We’re starting a new series that is going to be fire–it’s For the Love of Dating, Sex and Relationships. We’re going to cover a lot of territory over the life of this series–and with this episode we’re going to start with a question; what was it that you learned about sex during the most formative years of your life? Because whether you realize it or not, this can greatly shape how you approach sex as an adult. Maybe you’ve been unraveling what it is you think about sex, how you think about your body, what sex means to you–and you’re tracing it back to what you learned as teenager or young adult–and maybe that education wasn’t positive. To help guide us through making those connections to our early sexual education and how we view sex today is therapist Jay Stringer–returning for his second appearance on the show. Jay pulls back the curtain on the teachings many of us got about sex when we were young. Even if you never were a part of movements like “True Love Waits,” or received lessons on purity culture by your church, or other religious organizations–perhaps there was a rigid sexual space in the childhood home you grew up in. We’re speaking to all the ways sex might have been presented to us with messages of shame. Jay encourages us to look at our sexual stories, seeking ways to find healing and wholeness toward a healthy view of sex. And bonus–for you parents who find talking about sex with your kids akin to a slow, painful death, Jay and Jen talk through ways can engage our kids around sex without the shame approach that a lot of us experienced, and to have those conversations in a loving, age-appropriate way by being open and responsive.
Content Warning: This episode talks extensively about sex, sexuality, and unwanted sexual behaviors, so it may not be suitable for young listeners.
Over 70% of moms in America work, and let’s face it: they’re pulled in a thousand directions. More than ever, the pressure is sky high to do All The Things well: birthday parties, presentations, laundry, answering emails. There hardly seems time to keep everyone fed and clothed, let alone investing in self-care and meaningful relationships. As a full-time employee in Corporate America, writer Jessica Turner knows the struggle is real. Today she sits down with Jen to discuss practical ways moms can become more efficient and less stressed, and why we shouldn’t focus on creating “work-life balance,” but “work-life satisfaction.” Jessica also shares how we can prioritize self-care, discover more flexibility at work and home, establish clear boundaries, establish easy home management solutions, and cultivate deeper relationships with our partners and friends.

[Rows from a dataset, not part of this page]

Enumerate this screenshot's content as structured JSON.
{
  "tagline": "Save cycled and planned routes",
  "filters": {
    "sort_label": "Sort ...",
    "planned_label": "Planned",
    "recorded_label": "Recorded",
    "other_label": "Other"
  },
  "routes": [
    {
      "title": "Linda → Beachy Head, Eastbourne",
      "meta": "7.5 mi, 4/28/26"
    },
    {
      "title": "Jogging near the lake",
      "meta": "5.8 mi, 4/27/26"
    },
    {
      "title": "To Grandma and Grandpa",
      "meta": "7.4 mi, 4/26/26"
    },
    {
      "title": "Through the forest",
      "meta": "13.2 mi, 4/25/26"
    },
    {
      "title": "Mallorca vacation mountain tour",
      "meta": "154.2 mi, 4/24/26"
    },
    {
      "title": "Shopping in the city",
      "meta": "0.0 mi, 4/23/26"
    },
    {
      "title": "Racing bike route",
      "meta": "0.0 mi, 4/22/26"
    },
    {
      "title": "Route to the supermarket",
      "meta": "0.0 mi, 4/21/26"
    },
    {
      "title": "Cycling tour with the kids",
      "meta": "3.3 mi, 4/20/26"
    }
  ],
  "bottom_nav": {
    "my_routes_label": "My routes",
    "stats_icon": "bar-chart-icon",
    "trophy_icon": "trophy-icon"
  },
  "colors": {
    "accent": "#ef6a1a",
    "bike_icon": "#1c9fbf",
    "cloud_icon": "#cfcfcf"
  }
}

This episode is an important chapter in For the Love Podcast history, because we have the most exceptional parenting experts on the show: Jen’s own parents! Jana and Larry King have been married for forty-seven years and had four children, and they’ve seen a few things! Jana, a retired teacher and school administrator, and Larry, a retired minister, take listener questions, and dish out the true scoop on Jen, her siblings and real life parenting. Toddler years, teen years, sibling rivalry, rebellion, and being the child of adult parents—we cover it all. When you only have the strength to “shoot up prayers like little arrows” for your kids (as Jana did), they understand. Trying to navigate your relationship with your adult kids (and vice versa?) Jen’s dad says it best: “You never stop being a parent, no matter how old your kids get, where they happen to be, or what they’re going through.” This extra-special episode is extra long (in fact, it’s in two parts), so add some chores to your list or a couple extra miles to your run, and stay ‘til the end for the most fun and enlightening parenting conversation you’ll have this week!
Parenting is a lifelong job, even after our children have flown the coop and are tending their own broods. Throughout the various stages, from the early “no sleep” baby years to the endless carpool years, we barely have the bandwidth to think about next week, let alone the next few decades. But what happens when our kids grow up and start making their own decisions? How do parents lay the groundwork for happy, healthy relationships with their adult children? And how do we, as daughters and sons, honor our adult parents as we forge our own way in the world? Today’s conversation helps walk us through reframing our parental relationships. Dr. Jim Burns is an author and executive director of the HomeWord Center for Youth and Family at Azusa Pacific University. Dr. Burns tells us how parents can be a sounding board for their adult kids (without being a clanging bell). He also helps us think through scenarios like what do you do if your child partners up with someone you’re not crazy about, what kinds of boundaries to maintain if your child moves home, how to stay connected to a child who shuns a relationship with their parents, and how you, an adult child yourself, can create a healthy bond with your own parents.
From your mouth to Jen’s headphones, we’re starting a brand-new series you requested: For the Love of Parenting! This series will not only speak to those of us who are in the thick of parenting kids at every stage, but for those of us who are learning to honor our parents as adults and come alongside our friends with kids. Our first guest is actor and author Candace Cameron Buré, who was famously parented in the beloved sitcom Full House and is now the one doing the parenting in Netflix’s Fuller House. She shares about her own experiences growing up in Hollywood and how giving back was modeled to her at an early age by her own mother. Off set, Candace has been a mom for more than two decades and shares the joys and challenges of “surrendering to motherhood” during a season of professional success, and how she chose to instill small acts kindness into her daily life in an effort to positively impact her family and the world around her.